_The problem_:
Below are some records; state how many of their lines contain the word "data", and add nothing.
»»
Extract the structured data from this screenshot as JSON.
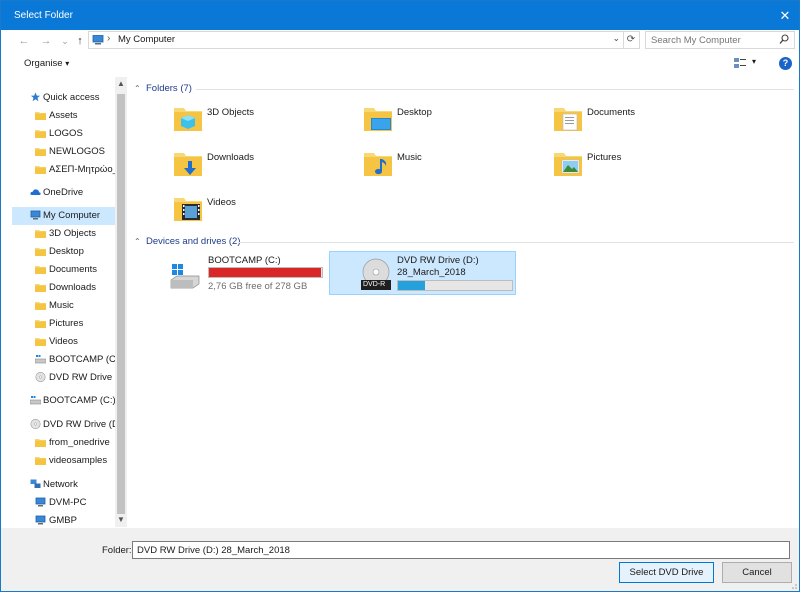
{
  "window": {
    "title": "Select Folder",
    "close_glyph": "✕"
  },
  "nav_buttons": {
    "back": "←",
    "forward": "→",
    "recent": "⌄",
    "up": "↑"
  },
  "address": {
    "crumb": "My Computer",
    "separator": "›",
    "dropdown": "⌄",
    "refresh": "⟳",
    "search_placeholder": "Search My Computer"
  },
  "toolbar": {
    "organise": "Organise",
    "organise_caret": "▾",
    "view_caret": "▾",
    "help": "?"
  },
  "sidebar": {
    "items": [
      {
        "label": "Quick access",
        "icon": "star-icon"
      },
      {
        "label": "Assets",
        "icon": "folder-icon"
      },
      {
        "label": "LOGOS",
        "icon": "folder-icon"
      },
      {
        "label": "NEWLOGOS",
        "icon": "folder-icon"
      },
      {
        "label": "ΑΣΕΠ-Μητρώο_",
        "icon": "folder-icon"
      },
      {
        "label": "OneDrive",
        "icon": "cloud-icon"
      },
      {
        "label": "My Computer",
        "icon": "computer-icon"
      },
      {
        "label": "3D Objects",
        "icon": "folder-icon"
      },
      {
        "label": "Desktop",
        "icon": "folder-icon"
      },
      {
        "label": "Documents",
        "icon": "folder-icon"
      },
      {
        "label": "Downloads",
        "icon": "folder-icon"
      },
      {
        "label": "Music",
        "icon": "folder-icon"
      },
      {
        "label": "Pictures",
        "icon": "folder-icon"
      },
      {
        "label": "Videos",
        "icon": "folder-icon"
      },
      {
        "label": "BOOTCAMP (C:)",
        "icon": "drive-icon"
      },
      {
        "label": "DVD RW Drive (D:",
        "icon": "disc-icon"
      },
      {
        "label": "BOOTCAMP (C:)",
        "icon": "drive-icon"
      },
      {
        "label": "DVD RW Drive (D:)",
        "icon": "disc-icon"
      },
      {
        "label": "from_onedrive",
        "icon": "folder-icon"
      },
      {
        "label": "videosamples",
        "icon": "folder-icon"
      },
      {
        "label": "Network",
        "icon": "network-icon"
      },
      {
        "label": "DVM-PC",
        "icon": "computer-icon"
      },
      {
        "label": "GMBP",
        "icon": "computer-icon"
      }
    ],
    "scroll_up": "▲",
    "scroll_down": "▼"
  },
  "folders_group": {
    "header": "Folders (7)",
    "chevron": "⌃",
    "items": [
      "3D Objects",
      "Desktop",
      "Documents",
      "Downloads",
      "Music",
      "Pictures",
      "Videos"
    ]
  },
  "drives_group": {
    "header": "Devices and drives (2)",
    "chevron": "⌃",
    "drives": [
      {
        "name": "BOOTCAMP (C:)",
        "free_text": "2,76 GB free of 278 GB",
        "used_fraction": 0.99,
        "bar_color": "#da2626"
      },
      {
        "name": "DVD RW Drive (D:)",
        "volume": "28_March_2018",
        "disc_label": "DVD-R",
        "used_fraction": 0.24,
        "bar_color": "#26a0da"
      }
    ]
  },
  "footer": {
    "folder_label": "Folder:",
    "folder_value": "DVD RW Drive (D:) 28_March_2018",
    "select_button": "Select DVD Drive",
    "cancel_button": "Cancel"
  },
  "colors": {
    "titlebar": "#0a78d7",
    "folder_yellow": "#f8d775",
    "selection": "#cce8ff",
    "header_blue": "#1e3b8b"
  }
}
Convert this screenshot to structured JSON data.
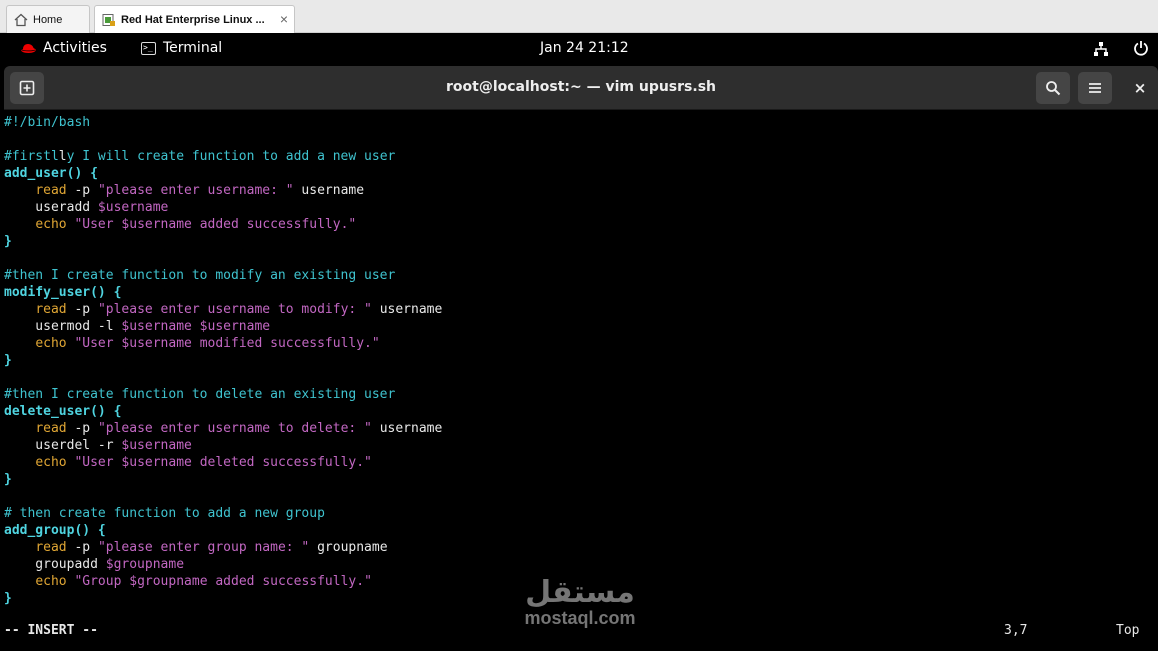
{
  "vm_tabs": {
    "home_label": "Home",
    "rhel_label": "Red Hat Enterprise Linux ...",
    "close_glyph": "×"
  },
  "topbar": {
    "activities_label": "Activities",
    "app_label": "Terminal",
    "clock": "Jan 24  21:12"
  },
  "terminal": {
    "title": "root@localhost:~ — vim upusrs.sh",
    "close_glyph": "×"
  },
  "editor": {
    "lines": [
      [
        {
          "t": "#!/bin/bash",
          "c": "comment"
        }
      ],
      [],
      [
        {
          "t": "#firstl",
          "c": "comment"
        },
        {
          "t": "l",
          "c": "cursor"
        },
        {
          "t": "y I will create function to add a new user",
          "c": "comment"
        }
      ],
      [
        {
          "t": "add_user() {",
          "c": "func"
        }
      ],
      [
        {
          "t": "    ",
          "c": "plain"
        },
        {
          "t": "read",
          "c": "kw"
        },
        {
          "t": " -p ",
          "c": "plain"
        },
        {
          "t": "\"please enter username: \"",
          "c": "str"
        },
        {
          "t": " username",
          "c": "plain"
        }
      ],
      [
        {
          "t": "    useradd ",
          "c": "plain"
        },
        {
          "t": "$username",
          "c": "var"
        }
      ],
      [
        {
          "t": "    ",
          "c": "plain"
        },
        {
          "t": "echo",
          "c": "kw"
        },
        {
          "t": " ",
          "c": "plain"
        },
        {
          "t": "\"User ",
          "c": "str"
        },
        {
          "t": "$username",
          "c": "var"
        },
        {
          "t": " added successfully.\"",
          "c": "str"
        }
      ],
      [
        {
          "t": "}",
          "c": "brace"
        }
      ],
      [],
      [
        {
          "t": "#then I create function to modify an existing user",
          "c": "comment"
        }
      ],
      [
        {
          "t": "modify_user() {",
          "c": "func"
        }
      ],
      [
        {
          "t": "    ",
          "c": "plain"
        },
        {
          "t": "read",
          "c": "kw"
        },
        {
          "t": " -p ",
          "c": "plain"
        },
        {
          "t": "\"please enter username to modify: \"",
          "c": "str"
        },
        {
          "t": " username",
          "c": "plain"
        }
      ],
      [
        {
          "t": "    usermod -l ",
          "c": "plain"
        },
        {
          "t": "$username $username",
          "c": "var"
        }
      ],
      [
        {
          "t": "    ",
          "c": "plain"
        },
        {
          "t": "echo",
          "c": "kw"
        },
        {
          "t": " ",
          "c": "plain"
        },
        {
          "t": "\"User ",
          "c": "str"
        },
        {
          "t": "$username",
          "c": "var"
        },
        {
          "t": " modified successfully.\"",
          "c": "str"
        }
      ],
      [
        {
          "t": "}",
          "c": "brace"
        }
      ],
      [],
      [
        {
          "t": "#then I create function to delete an existing user",
          "c": "comment"
        }
      ],
      [
        {
          "t": "delete_user() {",
          "c": "func"
        }
      ],
      [
        {
          "t": "    ",
          "c": "plain"
        },
        {
          "t": "read",
          "c": "kw"
        },
        {
          "t": " -p ",
          "c": "plain"
        },
        {
          "t": "\"please enter username to delete: \"",
          "c": "str"
        },
        {
          "t": " username",
          "c": "plain"
        }
      ],
      [
        {
          "t": "    userdel -r ",
          "c": "plain"
        },
        {
          "t": "$username",
          "c": "var"
        }
      ],
      [
        {
          "t": "    ",
          "c": "plain"
        },
        {
          "t": "echo",
          "c": "kw"
        },
        {
          "t": " ",
          "c": "plain"
        },
        {
          "t": "\"User ",
          "c": "str"
        },
        {
          "t": "$username",
          "c": "var"
        },
        {
          "t": " deleted successfully.\"",
          "c": "str"
        }
      ],
      [
        {
          "t": "}",
          "c": "brace"
        }
      ],
      [],
      [
        {
          "t": "# then create function to add a new group",
          "c": "comment"
        }
      ],
      [
        {
          "t": "add_group() {",
          "c": "func"
        }
      ],
      [
        {
          "t": "    ",
          "c": "plain"
        },
        {
          "t": "read",
          "c": "kw"
        },
        {
          "t": " -p ",
          "c": "plain"
        },
        {
          "t": "\"please enter group name: \"",
          "c": "str"
        },
        {
          "t": " groupname",
          "c": "plain"
        }
      ],
      [
        {
          "t": "    groupadd ",
          "c": "plain"
        },
        {
          "t": "$groupname",
          "c": "var"
        }
      ],
      [
        {
          "t": "    ",
          "c": "plain"
        },
        {
          "t": "echo",
          "c": "kw"
        },
        {
          "t": " ",
          "c": "plain"
        },
        {
          "t": "\"Group ",
          "c": "str"
        },
        {
          "t": "$groupname",
          "c": "var"
        },
        {
          "t": " added successfully.\"",
          "c": "str"
        }
      ],
      [
        {
          "t": "}",
          "c": "brace"
        }
      ]
    ]
  },
  "statusline": {
    "mode": "-- INSERT --",
    "position": "3,7",
    "scroll": "Top"
  },
  "watermark": {
    "logo": "مستقل",
    "site": "mostaql.com"
  },
  "colors": {
    "comment": "#3fc3cf",
    "keyword": "#e0a634",
    "string": "#c267c2",
    "redhat": "#ee0000"
  }
}
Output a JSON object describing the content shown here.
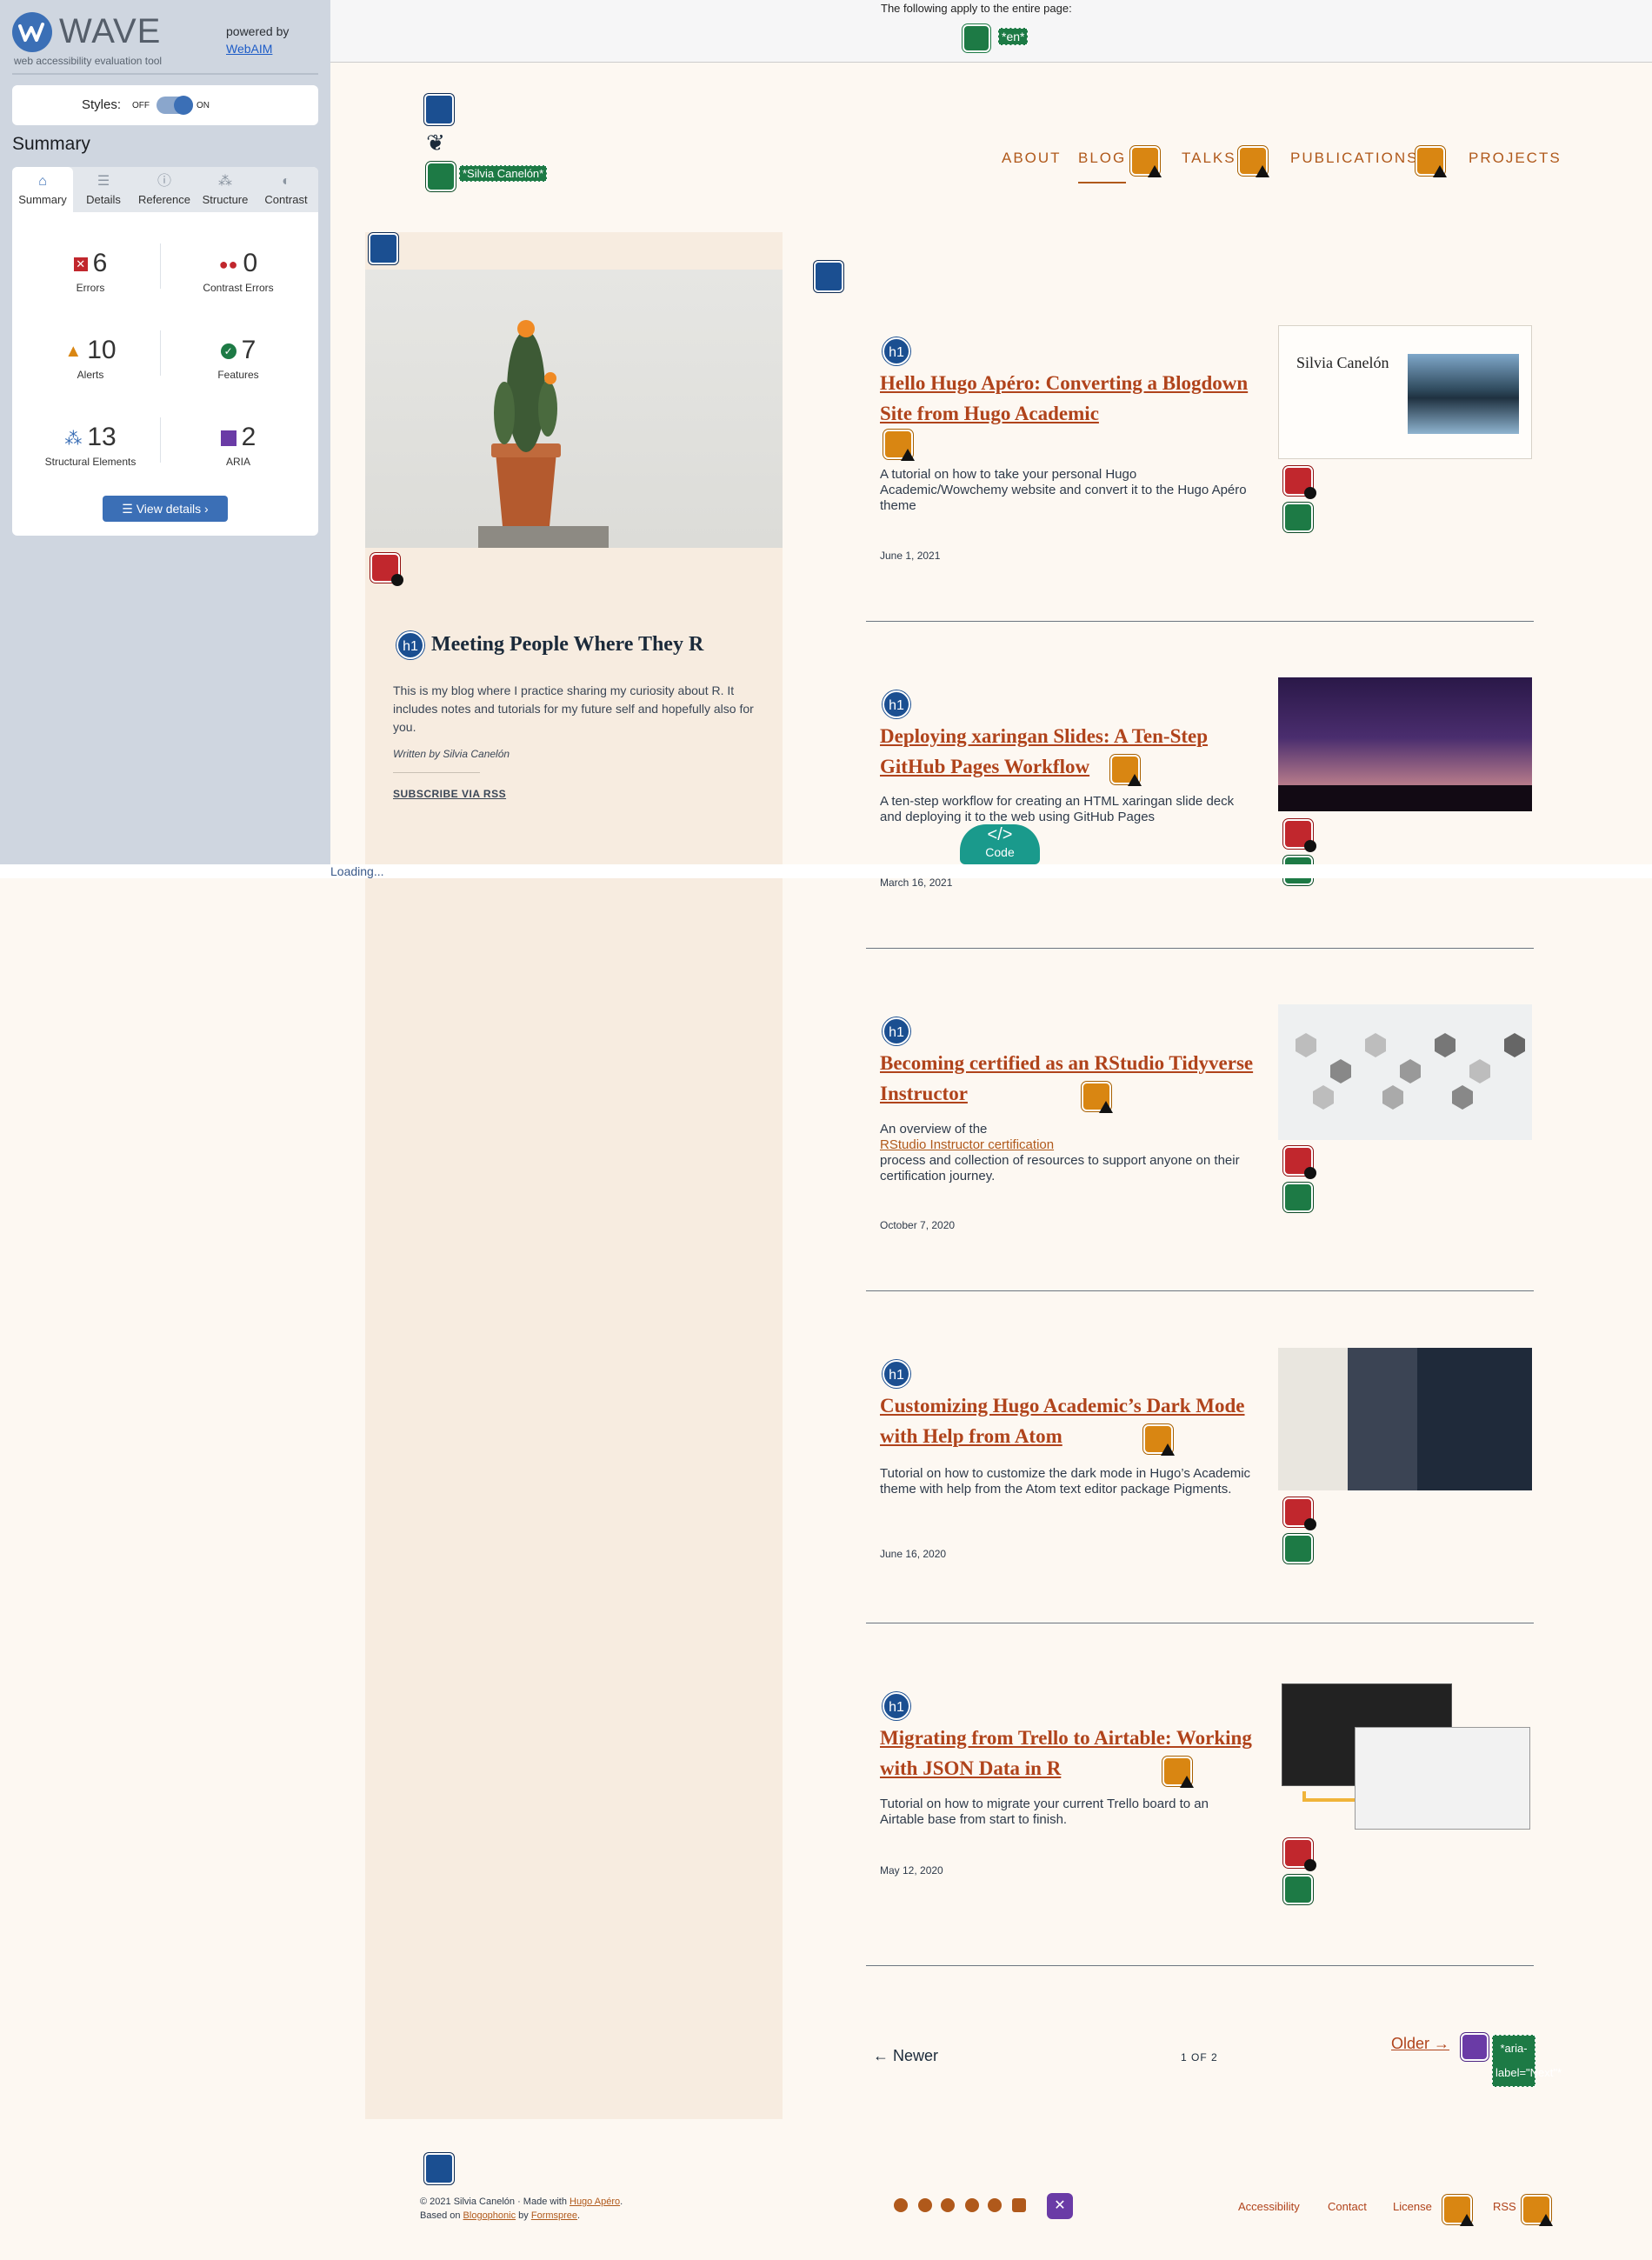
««
_Exercise response_:
2